**Element data from apps and pages:**

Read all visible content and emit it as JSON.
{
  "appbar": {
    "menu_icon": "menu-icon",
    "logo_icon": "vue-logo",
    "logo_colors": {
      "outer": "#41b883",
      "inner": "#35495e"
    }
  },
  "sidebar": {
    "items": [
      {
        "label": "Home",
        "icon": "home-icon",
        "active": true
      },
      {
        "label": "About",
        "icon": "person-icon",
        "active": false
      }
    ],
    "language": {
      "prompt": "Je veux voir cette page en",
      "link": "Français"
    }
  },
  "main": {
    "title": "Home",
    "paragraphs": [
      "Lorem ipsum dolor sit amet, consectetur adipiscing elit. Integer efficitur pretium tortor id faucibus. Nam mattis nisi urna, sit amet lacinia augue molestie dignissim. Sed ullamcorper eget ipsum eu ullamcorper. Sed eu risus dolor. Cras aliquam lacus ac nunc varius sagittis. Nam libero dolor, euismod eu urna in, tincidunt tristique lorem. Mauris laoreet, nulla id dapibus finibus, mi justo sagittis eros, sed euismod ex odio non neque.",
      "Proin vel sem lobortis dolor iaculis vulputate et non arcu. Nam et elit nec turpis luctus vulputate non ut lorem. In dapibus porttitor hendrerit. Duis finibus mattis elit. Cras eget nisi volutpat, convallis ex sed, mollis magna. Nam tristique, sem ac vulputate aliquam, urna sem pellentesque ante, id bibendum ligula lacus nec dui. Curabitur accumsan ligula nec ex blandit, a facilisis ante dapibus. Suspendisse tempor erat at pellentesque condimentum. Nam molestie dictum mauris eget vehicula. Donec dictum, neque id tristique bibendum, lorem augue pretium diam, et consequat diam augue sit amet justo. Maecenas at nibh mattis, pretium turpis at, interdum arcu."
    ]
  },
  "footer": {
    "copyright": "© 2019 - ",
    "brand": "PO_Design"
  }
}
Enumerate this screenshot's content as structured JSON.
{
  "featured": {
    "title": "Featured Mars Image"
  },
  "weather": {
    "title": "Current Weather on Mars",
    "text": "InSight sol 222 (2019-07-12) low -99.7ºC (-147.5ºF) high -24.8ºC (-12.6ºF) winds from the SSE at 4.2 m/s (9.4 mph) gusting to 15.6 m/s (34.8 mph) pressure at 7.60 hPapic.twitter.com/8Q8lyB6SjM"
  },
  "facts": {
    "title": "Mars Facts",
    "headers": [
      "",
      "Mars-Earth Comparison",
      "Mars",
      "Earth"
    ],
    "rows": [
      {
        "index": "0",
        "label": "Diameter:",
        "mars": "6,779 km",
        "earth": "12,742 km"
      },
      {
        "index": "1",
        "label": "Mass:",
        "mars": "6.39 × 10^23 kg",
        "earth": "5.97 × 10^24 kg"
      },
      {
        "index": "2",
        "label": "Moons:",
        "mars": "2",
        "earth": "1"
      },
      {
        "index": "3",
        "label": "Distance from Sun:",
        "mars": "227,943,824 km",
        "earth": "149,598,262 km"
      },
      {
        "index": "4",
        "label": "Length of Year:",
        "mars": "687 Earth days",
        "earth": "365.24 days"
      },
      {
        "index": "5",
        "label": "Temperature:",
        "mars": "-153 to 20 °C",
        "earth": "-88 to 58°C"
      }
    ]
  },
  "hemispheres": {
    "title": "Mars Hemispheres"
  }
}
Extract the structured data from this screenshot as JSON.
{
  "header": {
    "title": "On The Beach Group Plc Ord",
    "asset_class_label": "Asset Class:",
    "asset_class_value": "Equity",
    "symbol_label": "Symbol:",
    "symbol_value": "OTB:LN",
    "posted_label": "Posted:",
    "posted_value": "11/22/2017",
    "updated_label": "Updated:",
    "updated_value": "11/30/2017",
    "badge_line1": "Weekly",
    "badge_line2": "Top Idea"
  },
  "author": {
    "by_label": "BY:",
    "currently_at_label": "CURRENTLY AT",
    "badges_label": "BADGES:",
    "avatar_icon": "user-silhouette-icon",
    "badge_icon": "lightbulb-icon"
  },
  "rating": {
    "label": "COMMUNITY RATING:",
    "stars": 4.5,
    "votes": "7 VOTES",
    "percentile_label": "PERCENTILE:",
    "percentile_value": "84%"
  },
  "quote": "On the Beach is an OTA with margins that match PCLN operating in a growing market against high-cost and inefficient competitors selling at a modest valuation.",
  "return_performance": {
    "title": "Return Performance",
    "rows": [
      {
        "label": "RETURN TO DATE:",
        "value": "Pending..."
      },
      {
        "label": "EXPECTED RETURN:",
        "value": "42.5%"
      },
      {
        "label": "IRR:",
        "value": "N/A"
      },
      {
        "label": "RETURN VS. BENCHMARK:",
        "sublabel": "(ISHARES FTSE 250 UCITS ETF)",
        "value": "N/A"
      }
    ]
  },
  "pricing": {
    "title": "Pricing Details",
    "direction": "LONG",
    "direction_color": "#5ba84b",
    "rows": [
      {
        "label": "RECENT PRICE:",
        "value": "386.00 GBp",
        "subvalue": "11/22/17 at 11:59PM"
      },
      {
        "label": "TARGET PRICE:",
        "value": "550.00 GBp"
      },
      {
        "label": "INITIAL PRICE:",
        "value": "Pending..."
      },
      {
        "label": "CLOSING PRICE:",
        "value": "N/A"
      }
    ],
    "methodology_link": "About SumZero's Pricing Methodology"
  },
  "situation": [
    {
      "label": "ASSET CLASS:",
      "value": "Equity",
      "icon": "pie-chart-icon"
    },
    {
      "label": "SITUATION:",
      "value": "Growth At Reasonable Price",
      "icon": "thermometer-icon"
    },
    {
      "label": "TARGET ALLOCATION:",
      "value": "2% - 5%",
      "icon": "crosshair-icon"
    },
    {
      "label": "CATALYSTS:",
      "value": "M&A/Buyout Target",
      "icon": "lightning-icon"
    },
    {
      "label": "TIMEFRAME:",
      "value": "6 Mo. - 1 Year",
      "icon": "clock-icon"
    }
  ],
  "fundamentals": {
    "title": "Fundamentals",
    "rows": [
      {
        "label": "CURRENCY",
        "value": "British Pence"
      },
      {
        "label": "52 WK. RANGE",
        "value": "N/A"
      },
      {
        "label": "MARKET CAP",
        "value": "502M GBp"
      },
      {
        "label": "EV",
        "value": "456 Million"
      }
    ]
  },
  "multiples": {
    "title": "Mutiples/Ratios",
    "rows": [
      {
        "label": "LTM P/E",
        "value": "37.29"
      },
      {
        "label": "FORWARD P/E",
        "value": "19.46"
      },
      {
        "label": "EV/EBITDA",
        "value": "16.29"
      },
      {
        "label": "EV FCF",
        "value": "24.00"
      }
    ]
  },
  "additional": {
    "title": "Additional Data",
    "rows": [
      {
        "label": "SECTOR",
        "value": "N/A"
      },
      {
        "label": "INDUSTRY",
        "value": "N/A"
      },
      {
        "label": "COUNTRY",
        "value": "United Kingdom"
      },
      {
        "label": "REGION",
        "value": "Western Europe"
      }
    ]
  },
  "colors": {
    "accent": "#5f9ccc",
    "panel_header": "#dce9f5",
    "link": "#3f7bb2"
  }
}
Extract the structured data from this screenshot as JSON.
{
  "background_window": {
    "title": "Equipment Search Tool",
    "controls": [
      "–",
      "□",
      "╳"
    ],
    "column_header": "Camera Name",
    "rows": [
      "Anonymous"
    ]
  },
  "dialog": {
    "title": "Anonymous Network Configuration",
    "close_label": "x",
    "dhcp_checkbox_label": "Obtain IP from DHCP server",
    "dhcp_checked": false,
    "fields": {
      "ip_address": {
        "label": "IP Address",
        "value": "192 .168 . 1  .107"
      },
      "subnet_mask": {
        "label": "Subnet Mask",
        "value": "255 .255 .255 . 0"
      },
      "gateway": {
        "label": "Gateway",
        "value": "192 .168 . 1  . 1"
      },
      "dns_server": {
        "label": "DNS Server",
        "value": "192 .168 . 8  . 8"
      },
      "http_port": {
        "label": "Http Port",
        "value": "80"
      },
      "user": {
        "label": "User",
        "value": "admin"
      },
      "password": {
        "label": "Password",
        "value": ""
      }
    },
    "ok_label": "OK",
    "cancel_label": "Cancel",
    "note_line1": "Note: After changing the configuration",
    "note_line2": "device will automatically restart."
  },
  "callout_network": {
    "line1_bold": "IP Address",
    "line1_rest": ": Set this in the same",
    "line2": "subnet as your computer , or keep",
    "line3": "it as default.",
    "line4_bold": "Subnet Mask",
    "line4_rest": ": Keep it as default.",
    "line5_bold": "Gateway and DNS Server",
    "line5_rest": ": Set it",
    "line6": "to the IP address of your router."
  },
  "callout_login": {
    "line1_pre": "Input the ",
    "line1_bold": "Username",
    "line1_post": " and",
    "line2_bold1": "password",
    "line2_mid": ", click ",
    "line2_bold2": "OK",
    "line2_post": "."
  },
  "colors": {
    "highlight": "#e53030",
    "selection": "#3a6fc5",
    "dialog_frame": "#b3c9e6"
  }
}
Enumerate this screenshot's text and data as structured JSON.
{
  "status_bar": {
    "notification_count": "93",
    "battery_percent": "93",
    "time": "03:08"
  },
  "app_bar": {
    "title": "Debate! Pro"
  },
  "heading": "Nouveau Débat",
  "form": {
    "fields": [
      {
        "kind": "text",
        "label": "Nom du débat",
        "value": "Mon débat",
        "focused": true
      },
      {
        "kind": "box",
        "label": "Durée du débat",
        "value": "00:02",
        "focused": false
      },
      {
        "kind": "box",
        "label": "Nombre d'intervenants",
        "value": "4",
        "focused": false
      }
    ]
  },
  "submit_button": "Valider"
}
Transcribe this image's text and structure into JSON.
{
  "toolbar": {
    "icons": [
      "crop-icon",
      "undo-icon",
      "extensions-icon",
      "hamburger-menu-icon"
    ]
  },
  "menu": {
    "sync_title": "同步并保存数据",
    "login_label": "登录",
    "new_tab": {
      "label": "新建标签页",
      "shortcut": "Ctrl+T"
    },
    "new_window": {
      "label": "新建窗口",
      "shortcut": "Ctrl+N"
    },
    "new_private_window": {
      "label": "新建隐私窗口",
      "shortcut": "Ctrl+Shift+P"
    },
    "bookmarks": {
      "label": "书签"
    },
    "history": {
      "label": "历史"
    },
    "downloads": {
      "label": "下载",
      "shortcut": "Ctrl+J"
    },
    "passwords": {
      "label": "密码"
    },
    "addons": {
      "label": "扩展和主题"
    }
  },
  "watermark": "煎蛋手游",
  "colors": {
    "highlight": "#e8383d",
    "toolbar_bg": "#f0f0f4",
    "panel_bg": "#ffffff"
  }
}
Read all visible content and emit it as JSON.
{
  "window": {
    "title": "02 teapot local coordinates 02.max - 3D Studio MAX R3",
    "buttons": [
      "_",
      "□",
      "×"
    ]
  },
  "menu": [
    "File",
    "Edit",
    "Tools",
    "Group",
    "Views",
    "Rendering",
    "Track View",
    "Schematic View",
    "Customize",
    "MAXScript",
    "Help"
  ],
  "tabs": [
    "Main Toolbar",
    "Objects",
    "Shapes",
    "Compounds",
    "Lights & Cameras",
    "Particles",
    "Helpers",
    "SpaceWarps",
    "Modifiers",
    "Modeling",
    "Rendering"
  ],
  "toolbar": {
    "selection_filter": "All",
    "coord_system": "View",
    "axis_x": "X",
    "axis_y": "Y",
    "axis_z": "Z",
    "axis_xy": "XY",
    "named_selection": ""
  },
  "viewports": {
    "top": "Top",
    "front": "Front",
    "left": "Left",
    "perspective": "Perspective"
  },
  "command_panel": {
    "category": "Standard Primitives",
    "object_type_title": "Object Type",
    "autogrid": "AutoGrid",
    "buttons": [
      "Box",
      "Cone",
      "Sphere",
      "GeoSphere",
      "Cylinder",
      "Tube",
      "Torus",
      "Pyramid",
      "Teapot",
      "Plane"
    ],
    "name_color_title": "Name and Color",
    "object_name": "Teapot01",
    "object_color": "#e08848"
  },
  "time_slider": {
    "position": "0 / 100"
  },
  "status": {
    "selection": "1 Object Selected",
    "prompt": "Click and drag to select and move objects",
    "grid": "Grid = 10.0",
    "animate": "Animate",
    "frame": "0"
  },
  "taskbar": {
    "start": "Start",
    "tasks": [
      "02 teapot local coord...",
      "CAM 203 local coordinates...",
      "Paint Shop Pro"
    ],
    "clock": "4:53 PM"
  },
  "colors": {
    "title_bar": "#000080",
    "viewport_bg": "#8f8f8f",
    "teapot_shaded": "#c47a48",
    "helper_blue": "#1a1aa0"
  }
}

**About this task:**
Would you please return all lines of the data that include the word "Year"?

**Exercise output:**
        "label": "Length of Year:",
      "value": "6 Mo. - 1 Year",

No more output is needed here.